Vertically-aligned multiwall carbon nanotube (VA-MWNT) arrays are grown from metal catalyst films at ORNL by thermal CVD (see facility section). Mixed with the MWNT are SWNT at most processing temperatures. Using time-resolved diagnostic techniques for this material system, the kinetics of nanotube growth by thermal CVD are being studied providing some of the first direct measurements of nanotube growth rates, and providing the ability to control the length of the aligned arrays (in press). Research is concentrating upon understanding what stops nanotube growth, how growth can be continued to long lengths (millimeters and longer), and methods to increase the growth rate so that long, continuous nanotube fibers can be produced for composites.
VA-MWNT can be grown directly into sensor patterns by prepatterning the metal catalyst lithographically. Photolithography and e-beam lithography techniques are both used.
We have developed techniques to infiltrate VA-MWNT with polymers and other matrices while preserving their alignment. In addition to enhancing the Young's modulus of polymers while retaining their hardness, these composites are being developed for greatly enhanced (anisotropic) thermal conductivity, electrical conduction and static charge dissipation, and sensor functionalities.
High Weight-Density SWNT Fibers
High weight-density fibers of SWNT are spun from solubilized or suspended SWNT in surfactant or other solutions. Millions of single-wall carbon nanotubes roughly align along the fiber axis as the surfactant solution is injected into another liquid. Single-wall nanotubes aggregate readily, forming a high weight-density fiber which can be back-infiltrated with polymers or other materials to form composite fibers. The fibers are strong and electrically conductive. Research is concentrating on methods of fiber production, nanotube solubilization, mechanical testing, and processing of fibers for predesigned functionality.
Functional Thin Film Networks of Single-Wall Carbon Nanotubes
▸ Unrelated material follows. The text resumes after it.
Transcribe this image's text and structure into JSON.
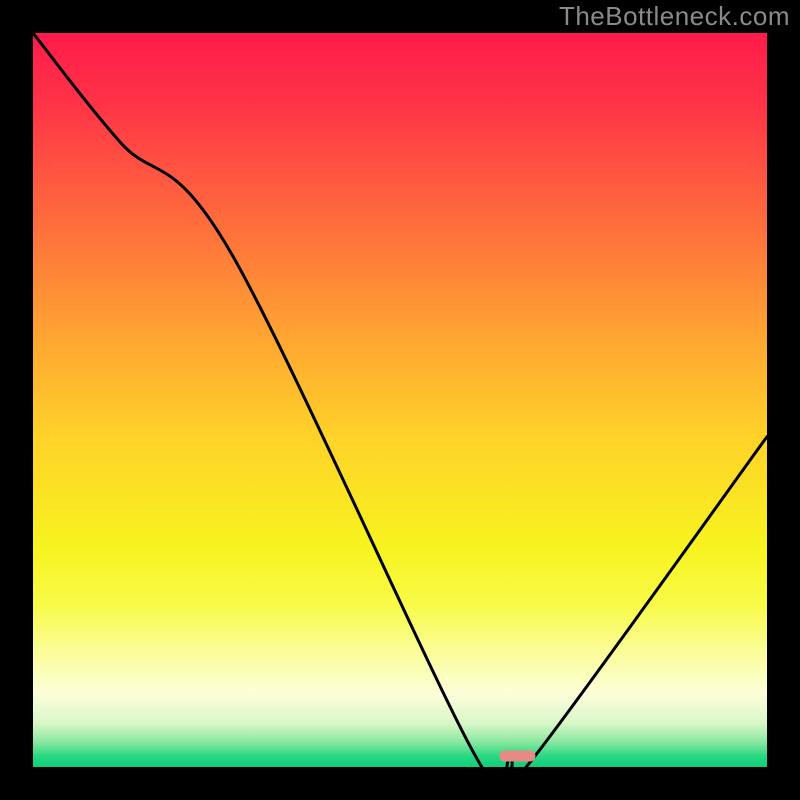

We are studying how networks of single-wall carbon nanotubes conduct electricity in polymers. Generally, SWNTs remain in bundles within polymers. They form a complicated, interlocking resistive network of interconnected bundles, which acts as a sensor web.
Techniques have been developed to spray, spin, and cast SWNT in thin films for applications. And methods of alignment of SWNT within these films have been developed. Alignment of SWNT within polymer thin films is measured by polarized Raman spectroscopy (see facility description).
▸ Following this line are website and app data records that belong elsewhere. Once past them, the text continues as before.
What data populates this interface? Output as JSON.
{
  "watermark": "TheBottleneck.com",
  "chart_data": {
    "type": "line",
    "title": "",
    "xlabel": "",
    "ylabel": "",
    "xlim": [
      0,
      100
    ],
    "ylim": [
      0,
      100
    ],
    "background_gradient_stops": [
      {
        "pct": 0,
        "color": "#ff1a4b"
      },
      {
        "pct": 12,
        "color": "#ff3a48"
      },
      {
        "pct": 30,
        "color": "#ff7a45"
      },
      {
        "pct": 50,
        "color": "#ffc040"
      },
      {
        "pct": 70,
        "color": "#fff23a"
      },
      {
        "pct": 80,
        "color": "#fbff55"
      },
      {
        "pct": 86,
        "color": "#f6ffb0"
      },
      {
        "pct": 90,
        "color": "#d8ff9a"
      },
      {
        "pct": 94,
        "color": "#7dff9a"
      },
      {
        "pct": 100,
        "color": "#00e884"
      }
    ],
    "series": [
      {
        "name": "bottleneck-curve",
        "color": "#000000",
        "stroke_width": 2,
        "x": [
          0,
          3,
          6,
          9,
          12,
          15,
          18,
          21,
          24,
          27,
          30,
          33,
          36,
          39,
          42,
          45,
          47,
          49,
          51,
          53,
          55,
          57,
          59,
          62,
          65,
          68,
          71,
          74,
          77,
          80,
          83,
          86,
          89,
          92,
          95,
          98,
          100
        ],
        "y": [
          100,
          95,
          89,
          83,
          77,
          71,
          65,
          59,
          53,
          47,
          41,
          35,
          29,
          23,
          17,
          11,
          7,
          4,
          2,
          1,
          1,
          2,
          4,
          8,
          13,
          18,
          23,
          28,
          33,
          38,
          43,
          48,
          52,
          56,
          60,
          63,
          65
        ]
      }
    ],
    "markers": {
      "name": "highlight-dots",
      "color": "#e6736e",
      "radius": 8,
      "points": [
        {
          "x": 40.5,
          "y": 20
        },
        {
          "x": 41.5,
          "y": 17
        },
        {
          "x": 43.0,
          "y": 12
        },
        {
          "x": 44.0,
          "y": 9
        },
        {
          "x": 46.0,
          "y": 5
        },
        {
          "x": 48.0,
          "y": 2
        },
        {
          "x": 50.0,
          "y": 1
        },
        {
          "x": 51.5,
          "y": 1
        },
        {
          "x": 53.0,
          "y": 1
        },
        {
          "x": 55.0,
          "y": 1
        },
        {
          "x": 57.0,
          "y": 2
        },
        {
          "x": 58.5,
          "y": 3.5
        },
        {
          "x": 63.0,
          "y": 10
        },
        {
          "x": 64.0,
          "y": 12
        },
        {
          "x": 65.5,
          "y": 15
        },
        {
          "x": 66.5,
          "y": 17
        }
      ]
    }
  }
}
At left, a nanometers-thin coating of amorphous diamond was applied to a resistive SWNT network which had been spray -deposited from solution. Amorphous diamond is pure carbon, just like carbon nanotubes, however its bonding is ~70% like that of diamond. Hence it is optically transparent, hard, and insulating in contrast to the properties of nanotubes. This all carbon composite (amorphous diamond on SWNTs) preserved the resistive nanotube network within a highly scratch resistant, optically transmissive, diamondlike protective matrix.
Electrospun Nanotube-Polymer Fibers
We are experimenting with spinning polymer fibers which contain single-walled carbon nanotubes for a variety of enhancements, including conductivity, thermal stability, sensing capabilities, and communication. Electrospinning involves co-solubilizing polymer and nanotubes in a common solvent. This solution is drawn from a syringe by a strong electric field. As the solvent dries, the polymer/nanotube fiber forms enroute to a ground plane. The diameters of the fibers can be varied by adjusting the viscosity of the solution.
We are investigating the degree of alignment of nanotubes within the electrospun fibers as a function of weight loading and fiber diameter using polarized confocal microRaman spectroscopy.
A great variety of nanotube-polymer composites can be formed for mechanical testing and functionality assessment by electrospinning.
|Carbon nanotubes can also be cast into papers by a variety of techniques, including methods which produce high degrees of alignment as measured by polarized Raman microscopy (see Facilities section).|